## Brief:
A faithful copy of the listing below is required.

## Source data:
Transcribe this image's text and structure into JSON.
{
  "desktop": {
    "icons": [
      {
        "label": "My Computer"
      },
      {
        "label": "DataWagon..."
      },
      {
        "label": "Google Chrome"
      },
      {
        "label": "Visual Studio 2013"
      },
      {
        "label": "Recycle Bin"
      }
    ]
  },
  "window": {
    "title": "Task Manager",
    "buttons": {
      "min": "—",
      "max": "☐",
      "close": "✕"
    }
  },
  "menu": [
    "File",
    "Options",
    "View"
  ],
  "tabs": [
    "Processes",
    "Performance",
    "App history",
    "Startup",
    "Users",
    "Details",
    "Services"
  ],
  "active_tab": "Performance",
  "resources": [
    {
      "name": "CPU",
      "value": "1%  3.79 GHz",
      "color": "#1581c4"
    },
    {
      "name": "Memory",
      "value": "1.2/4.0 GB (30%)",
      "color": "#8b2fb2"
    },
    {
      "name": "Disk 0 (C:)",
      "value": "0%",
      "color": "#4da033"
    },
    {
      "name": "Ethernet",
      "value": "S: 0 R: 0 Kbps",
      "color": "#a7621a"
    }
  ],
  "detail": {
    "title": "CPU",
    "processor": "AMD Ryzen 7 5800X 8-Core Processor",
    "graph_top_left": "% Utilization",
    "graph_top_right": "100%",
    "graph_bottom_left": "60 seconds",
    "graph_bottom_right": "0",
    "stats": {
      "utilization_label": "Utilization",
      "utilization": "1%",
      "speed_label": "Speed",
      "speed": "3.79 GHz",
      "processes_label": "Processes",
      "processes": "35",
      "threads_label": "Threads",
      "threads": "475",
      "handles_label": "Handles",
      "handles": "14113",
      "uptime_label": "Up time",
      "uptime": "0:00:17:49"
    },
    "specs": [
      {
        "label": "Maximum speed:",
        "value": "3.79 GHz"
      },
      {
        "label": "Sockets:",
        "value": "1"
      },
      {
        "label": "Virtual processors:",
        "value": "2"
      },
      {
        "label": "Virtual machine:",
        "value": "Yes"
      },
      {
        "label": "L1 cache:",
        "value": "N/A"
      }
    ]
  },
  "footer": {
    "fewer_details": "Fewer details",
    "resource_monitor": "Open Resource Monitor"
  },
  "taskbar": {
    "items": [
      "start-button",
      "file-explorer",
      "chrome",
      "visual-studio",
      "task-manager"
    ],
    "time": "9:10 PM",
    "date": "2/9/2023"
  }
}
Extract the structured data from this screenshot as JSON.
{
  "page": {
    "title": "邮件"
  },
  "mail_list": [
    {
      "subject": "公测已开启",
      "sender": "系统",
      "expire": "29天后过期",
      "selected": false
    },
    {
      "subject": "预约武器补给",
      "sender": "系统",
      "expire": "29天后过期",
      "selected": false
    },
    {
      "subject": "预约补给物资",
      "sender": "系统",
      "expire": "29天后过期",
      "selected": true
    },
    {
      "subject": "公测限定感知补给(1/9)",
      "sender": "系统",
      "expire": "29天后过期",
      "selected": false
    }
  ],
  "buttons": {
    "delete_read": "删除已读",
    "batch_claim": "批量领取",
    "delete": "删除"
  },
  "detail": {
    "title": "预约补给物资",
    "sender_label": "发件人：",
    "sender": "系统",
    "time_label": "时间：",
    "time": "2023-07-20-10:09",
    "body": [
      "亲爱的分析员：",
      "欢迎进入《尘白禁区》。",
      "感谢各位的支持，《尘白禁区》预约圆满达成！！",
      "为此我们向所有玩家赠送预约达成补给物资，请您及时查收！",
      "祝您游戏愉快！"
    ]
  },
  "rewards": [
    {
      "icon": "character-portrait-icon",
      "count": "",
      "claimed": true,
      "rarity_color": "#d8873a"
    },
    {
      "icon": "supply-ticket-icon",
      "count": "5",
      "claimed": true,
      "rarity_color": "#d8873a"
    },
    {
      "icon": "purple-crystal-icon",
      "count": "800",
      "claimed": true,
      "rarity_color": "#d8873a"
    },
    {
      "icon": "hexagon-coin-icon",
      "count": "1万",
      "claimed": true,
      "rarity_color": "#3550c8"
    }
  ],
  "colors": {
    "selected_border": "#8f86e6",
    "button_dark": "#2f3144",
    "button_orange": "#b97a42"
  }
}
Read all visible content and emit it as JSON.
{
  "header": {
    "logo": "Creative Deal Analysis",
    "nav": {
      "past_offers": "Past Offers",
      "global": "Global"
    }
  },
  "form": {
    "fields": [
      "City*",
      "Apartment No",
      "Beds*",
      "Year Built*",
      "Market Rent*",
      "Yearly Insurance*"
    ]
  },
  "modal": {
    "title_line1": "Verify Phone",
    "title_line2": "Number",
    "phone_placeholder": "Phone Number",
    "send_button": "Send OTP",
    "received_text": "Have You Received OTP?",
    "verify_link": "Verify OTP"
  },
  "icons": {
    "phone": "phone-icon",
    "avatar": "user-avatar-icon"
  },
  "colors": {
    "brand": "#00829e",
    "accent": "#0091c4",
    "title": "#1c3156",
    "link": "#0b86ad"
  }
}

## Response box:
Transcribe this image's text and structure into JSON.
{
  "desktop": {
    "icons": [
      {
        "label": "My Computer"
      },
      {
        "label": "DataWagon..."
      },
      {
        "label": "Google Chrome"
      },
      {
        "label": "Visual Studio 2013"
      },
      {
        "label": "Recycle Bin"
      }
    ]
  },
  "window": {
    "title": "Task Manager",
    "buttons": {
      "min": "—",
      "max": "☐",
      "close": "✕"
    }
  },
  "menu": [
    "File",
    "Options",
    "View"
  ],
  "tabs": [
    "Processes",
    "Performance",
    "App history",
    "Startup",
    "Users",
    "Details",
    "Services"
  ],
  "active_tab": "Performance",
  "resources": [
    {
      "name": "CPU",
      "value": "1%  3.79 GHz",
      "color": "#1581c4"
    },
    {
      "name": "Memory",
      "value": "1.2/4.0 GB (30%)",
      "color": "#8b2fb2"
    },
    {
      "name": "Disk 0 (C:)",
      "value": "0%",
      "color": "#4da033"
    },
    {
      "name": "Ethernet",
      "value": "S: 0 R: 0 Kbps",
      "color": "#a7621a"
    }
  ],
  "detail": {
    "title": "CPU",
    "processor": "AMD Ryzen 7 5800X 8-Core Processor",
    "graph_top_left": "% Utilization",
    "graph_top_right": "100%",
    "graph_bottom_left": "60 seconds",
    "graph_bottom_right": "0",
    "stats": {
      "utilization_label": "Utilization",
      "utilization": "1%",
      "speed_label": "Speed",
      "speed": "3.79 GHz",
      "processes_label": "Processes",
      "processes": "35",
      "threads_label": "Threads",
      "threads": "475",
      "handles_label": "Handles",
      "handles": "14113",
      "uptime_label": "Up time",
      "uptime": "0:00:17:49"
    },
    "specs": [
      {
        "label": "Maximum speed:",
        "value": "3.79 GHz"
      },
      {
        "label": "Sockets:",
        "value": "1"
      },
      {
        "label": "Virtual processors:",
        "value": "2"
      },
      {
        "label": "Virtual machine:",
        "value": "Yes"
      },
      {
        "label": "L1 cache:",
        "value": "N/A"
      }
    ]
  },
  "footer": {
    "fewer_details": "Fewer details",
    "resource_monitor": "Open Resource Monitor"
  },
  "taskbar": {
    "items": [
      "start-button",
      "file-explorer",
      "chrome",
      "visual-studio",
      "task-manager"
    ],
    "time": "9:10 PM",
    "date": "2/9/2023"
  }
}
Extract the structured data from this screenshot as JSON.
{
  "page": {
    "title": "邮件"
  },
  "mail_list": [
    {
      "subject": "公测已开启",
      "sender": "系统",
      "expire": "29天后过期",
      "selected": false
    },
    {
      "subject": "预约武器补给",
      "sender": "系统",
      "expire": "29天后过期",
      "selected": false
    },
    {
      "subject": "预约补给物资",
      "sender": "系统",
      "expire": "29天后过期",
      "selected": true
    },
    {
      "subject": "公测限定感知补给(1/9)",
      "sender": "系统",
      "expire": "29天后过期",
      "selected": false
    }
  ],
  "buttons": {
    "delete_read": "删除已读",
    "batch_claim": "批量领取",
    "delete": "删除"
  },
  "detail": {
    "title": "预约补给物资",
    "sender_label": "发件人：",
    "sender": "系统",
    "time_label": "时间：",
    "time": "2023-07-20-10:09",
    "body": [
      "亲爱的分析员：",
      "欢迎进入《尘白禁区》。",
      "感谢各位的支持，《尘白禁区》预约圆满达成！！",
      "为此我们向所有玩家赠送预约达成补给物资，请您及时查收！",
      "祝您游戏愉快！"
    ]
  },
  "rewards": [
    {
      "icon": "character-portrait-icon",
      "count": "",
      "claimed": true,
      "rarity_color": "#d8873a"
    },
    {
      "icon": "supply-ticket-icon",
      "count": "5",
      "claimed": true,
      "rarity_color": "#d8873a"
    },
    {
      "icon": "purple-crystal-icon",
      "count": "800",
      "claimed": true,
      "rarity_color": "#d8873a"
    },
    {
      "icon": "hexagon-coin-icon",
      "count": "1万",
      "claimed": true,
      "rarity_color": "#3550c8"
    }
  ],
  "colors": {
    "selected_border": "#8f86e6",
    "button_dark": "#2f3144",
    "button_orange": "#b97a42"
  }
}
Read all visible content and emit it as JSON.
{
  "header": {
    "logo": "Creative Deal Analysis",
    "nav": {
      "past_offers": "Past Offers",
      "global": "Global"
    }
  },
  "form": {
    "fields": [
      "City*",
      "Apartment No",
      "Beds*",
      "Year Built*",
      "Market Rent*",
      "Yearly Insurance*"
    ]
  },
  "modal": {
    "title_line1": "Verify Phone",
    "title_line2": "Number",
    "phone_placeholder": "Phone Number",
    "send_button": "Send OTP",
    "received_text": "Have You Received OTP?",
    "verify_link": "Verify OTP"
  },
  "icons": {
    "phone": "phone-icon",
    "avatar": "user-avatar-icon"
  },
  "colors": {
    "brand": "#00829e",
    "accent": "#0091c4",
    "title": "#1c3156",
    "link": "#0b86ad"
  }
}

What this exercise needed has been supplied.